# [Exercise directions]
Word for word, restate the entries below and exclude every image.
Entries shown START
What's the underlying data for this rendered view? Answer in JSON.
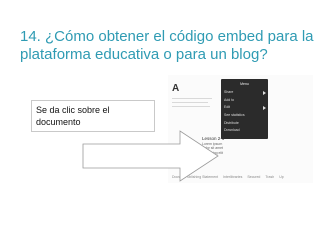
{
  "slide": {
    "title": "14. ¿Cómo obtener el código embed para la plataforma educativa o para un blog?",
    "callout": "Se da clic sobre el documento"
  },
  "screenshot": {
    "doc_letter": "A",
    "menu_title": "Menu",
    "menu_items": [
      "Share",
      "Add to",
      "Edit",
      "See statistics",
      "Distribute",
      "Download"
    ],
    "snippet_title": "Lesson 2-1",
    "snippet_lines": [
      "Lorem ipsum",
      "dolor sit amet",
      "adipiscing elit"
    ],
    "bottom_tabs": [
      "Docs",
      "Publishing Statement",
      "Interlibraries",
      "Secured",
      "Trash",
      "Up"
    ]
  },
  "colors": {
    "title": "#2f9bb3",
    "arrow_stroke": "#9a9a9a",
    "menu_bg": "#2b2b2b"
  }
}
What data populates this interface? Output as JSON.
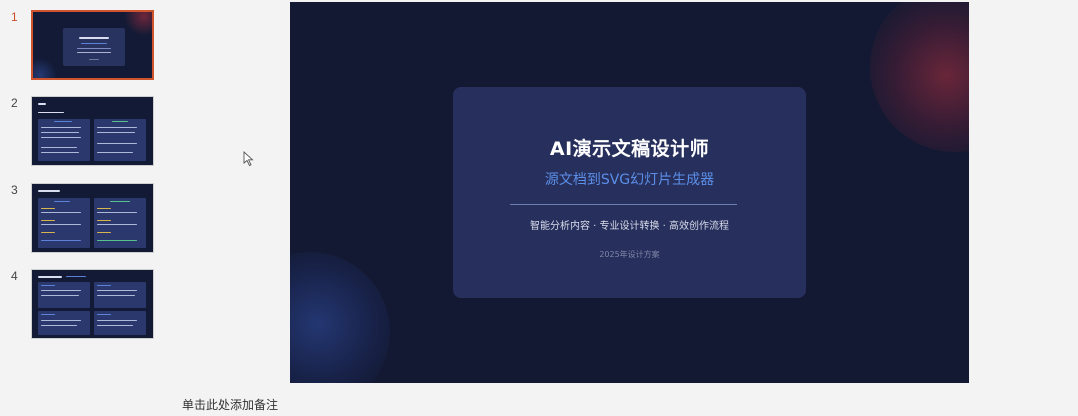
{
  "thumbnails": [
    {
      "number": "1",
      "active": true
    },
    {
      "number": "2",
      "active": false
    },
    {
      "number": "3",
      "active": false
    },
    {
      "number": "4",
      "active": false
    }
  ],
  "slide": {
    "title": "AI演示文稿设计师",
    "subtitle": "源文档到SVG幻灯片生成器",
    "tagline": "智能分析内容 · 专业设计转换 · 高效创作流程",
    "version": "2025年设计方案"
  },
  "notes": {
    "placeholder": "单击此处添加备注"
  },
  "colors": {
    "active_border": "#d0552f",
    "slide_bg": "#131932",
    "subtitle": "#5b8fe8"
  }
}
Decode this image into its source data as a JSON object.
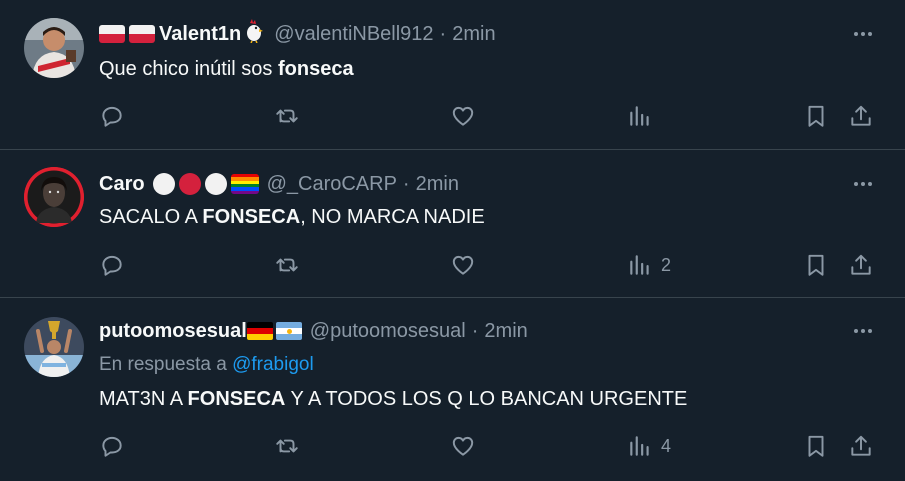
{
  "tweets": [
    {
      "name": "Valent1n",
      "name_emoji": "rooster",
      "handle": "@valentiNBell912",
      "time": "2min",
      "text_before": "Que chico inútil sos ",
      "text_bold": "fonseca",
      "text_after": "",
      "views": ""
    },
    {
      "name": "Caro",
      "handle": "@_CaroCARP",
      "time": "2min",
      "text_before": "SACALO A ",
      "text_bold": "FONSECA",
      "text_after": ", NO MARCA NADIE",
      "views": "2"
    },
    {
      "name": "putoomosesual",
      "handle": "@putoomosesual",
      "time": "2min",
      "reply_prefix": "En respuesta a ",
      "reply_mention": "@frabigol",
      "text_before": "MAT3N A ",
      "text_bold": "FONSECA",
      "text_after": " Y A TODOS LOS Q LO BANCAN URGENTE",
      "views": "4"
    }
  ],
  "separator": "·",
  "icons": [
    "more-icon",
    "reply-icon",
    "retweet-icon",
    "like-icon",
    "views-icon",
    "bookmark-icon",
    "share-icon"
  ],
  "colors": {
    "background": "#15202b",
    "divider": "#38444d",
    "text": "#f7f9f9",
    "muted": "#8b98a5",
    "link": "#1d9bf0"
  }
}
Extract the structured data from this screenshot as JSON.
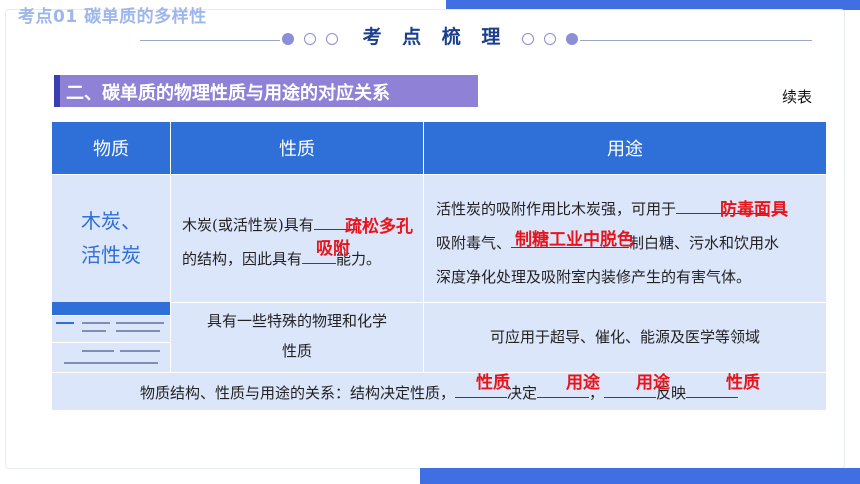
{
  "header": {
    "topic": "考点01  碳单质的多样性",
    "section_title": "考 点 梳 理"
  },
  "subtitle": "二、碳单质的物理性质与用途的对应关系",
  "continued_label": "续表",
  "table": {
    "columns": [
      "物质",
      "性质",
      "用途"
    ],
    "row1": {
      "substance_line1": "木炭、",
      "substance_line2": "活性炭",
      "property_part1": "木炭(或活性炭)具有",
      "property_part2": "的结构，因此具有",
      "property_part3": "能力。",
      "property_answer1": "疏松多孔",
      "property_answer2": "吸附",
      "use_part1": "活性炭的吸附作用比木炭强，可用于",
      "use_part2": "吸附毒气、",
      "use_part3": "制白糖、污水和饮用水",
      "use_part4": "深度净化处理及吸附室内装修产生的有害气体。",
      "use_answer1": "防毒面具",
      "use_answer2": "制糖工业中脱色"
    },
    "row2": {
      "property_line1": "具有一些特殊的物理和化学",
      "property_line2": "性质",
      "use": "可应用于超导、催化、能源及医学等领域"
    },
    "footer": {
      "part1": "物质结构、性质与用途的关系：结构决定性质，",
      "part2": "决定",
      "part3": "，",
      "part4": "反映",
      "answers": [
        "性质",
        "用途",
        "用途",
        "性质"
      ]
    }
  },
  "colors": {
    "accent_blue": "#2e6fd8",
    "answer_red": "#e8141b",
    "subtitle_purple": "#8f81d6"
  }
}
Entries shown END
# [Exercise solution]
What's the underlying data for this rendered view? Answer in JSON.
{
  "slide": {
    "title": "14. ¿Cómo obtener el código embed para la plataforma educativa o para un blog?",
    "callout": "Se da clic sobre el documento"
  },
  "screenshot": {
    "doc_letter": "A",
    "menu_title": "Menu",
    "menu_items": [
      "Share",
      "Add to",
      "Edit",
      "See statistics",
      "Distribute",
      "Download"
    ],
    "snippet_title": "Lesson 2-1",
    "snippet_lines": [
      "Lorem ipsum",
      "dolor sit amet",
      "adipiscing elit"
    ],
    "bottom_tabs": [
      "Docs",
      "Publishing Statement",
      "Interlibraries",
      "Secured",
      "Trash",
      "Up"
    ]
  },
  "colors": {
    "title": "#2f9bb3",
    "arrow_stroke": "#9a9a9a",
    "menu_bg": "#2b2b2b"
  }
}
What data populates this interface? Output as JSON.
{
  "thumbnails": [
    {
      "number": "1",
      "active": true
    },
    {
      "number": "2",
      "active": false
    },
    {
      "number": "3",
      "active": false
    },
    {
      "number": "4",
      "active": false
    }
  ],
  "slide": {
    "title": "AI演示文稿设计师",
    "subtitle": "源文档到SVG幻灯片生成器",
    "tagline": "智能分析内容 · 专业设计转换 · 高效创作流程",
    "version": "2025年设计方案"
  },
  "notes": {
    "placeholder": "单击此处添加备注"
  },
  "colors": {
    "active_border": "#d0552f",
    "slide_bg": "#131932",
    "subtitle": "#5b8fe8"
  }
}
Decode this image into its source data as a JSON object.
{
  "tweets": [
    {
      "name": "Valent1n",
      "name_emoji": "rooster",
      "handle": "@valentiNBell912",
      "time": "2min",
      "text_before": "Que chico inútil sos ",
      "text_bold": "fonseca",
      "text_after": "",
      "views": ""
    },
    {
      "name": "Caro",
      "handle": "@_CaroCARP",
      "time": "2min",
      "text_before": "SACALO A ",
      "text_bold": "FONSECA",
      "text_after": ", NO MARCA NADIE",
      "views": "2"
    },
    {
      "name": "putoomosesual",
      "handle": "@putoomosesual",
      "time": "2min",
      "reply_prefix": "En respuesta a ",
      "reply_mention": "@frabigol",
      "text_before": "MAT3N A ",
      "text_bold": "FONSECA",
      "text_after": " Y A TODOS LOS Q LO BANCAN URGENTE",
      "views": "4"
    }
  ],
  "separator": "·",
  "icons": [
    "more-icon",
    "reply-icon",
    "retweet-icon",
    "like-icon",
    "views-icon",
    "bookmark-icon",
    "share-icon"
  ],
  "colors": {
    "background": "#15202b",
    "divider": "#38444d",
    "text": "#f7f9f9",
    "muted": "#8b98a5",
    "link": "#1d9bf0"
  }
}
Extract the structured data from this screenshot as JSON.
{
  "header": {
    "topic": "考点01  碳单质的多样性",
    "section_title": "考 点 梳 理"
  },
  "subtitle": "二、碳单质的物理性质与用途的对应关系",
  "continued_label": "续表",
  "table": {
    "columns": [
      "物质",
      "性质",
      "用途"
    ],
    "row1": {
      "substance_line1": "木炭、",
      "substance_line2": "活性炭",
      "property_part1": "木炭(或活性炭)具有",
      "property_part2": "的结构，因此具有",
      "property_part3": "能力。",
      "property_answer1": "疏松多孔",
      "property_answer2": "吸附",
      "use_part1": "活性炭的吸附作用比木炭强，可用于",
      "use_part2": "吸附毒气、",
      "use_part3": "制白糖、污水和饮用水",
      "use_part4": "深度净化处理及吸附室内装修产生的有害气体。",
      "use_answer1": "防毒面具",
      "use_answer2": "制糖工业中脱色"
    },
    "row2": {
      "property_line1": "具有一些特殊的物理和化学",
      "property_line2": "性质",
      "use": "可应用于超导、催化、能源及医学等领域"
    },
    "footer": {
      "part1": "物质结构、性质与用途的关系：结构决定性质，",
      "part2": "决定",
      "part3": "，",
      "part4": "反映",
      "answers": [
        "性质",
        "用途",
        "用途",
        "性质"
      ]
    }
  },
  "colors": {
    "accent_blue": "#2e6fd8",
    "answer_red": "#e8141b",
    "subtitle_purple": "#8f81d6"
  }
}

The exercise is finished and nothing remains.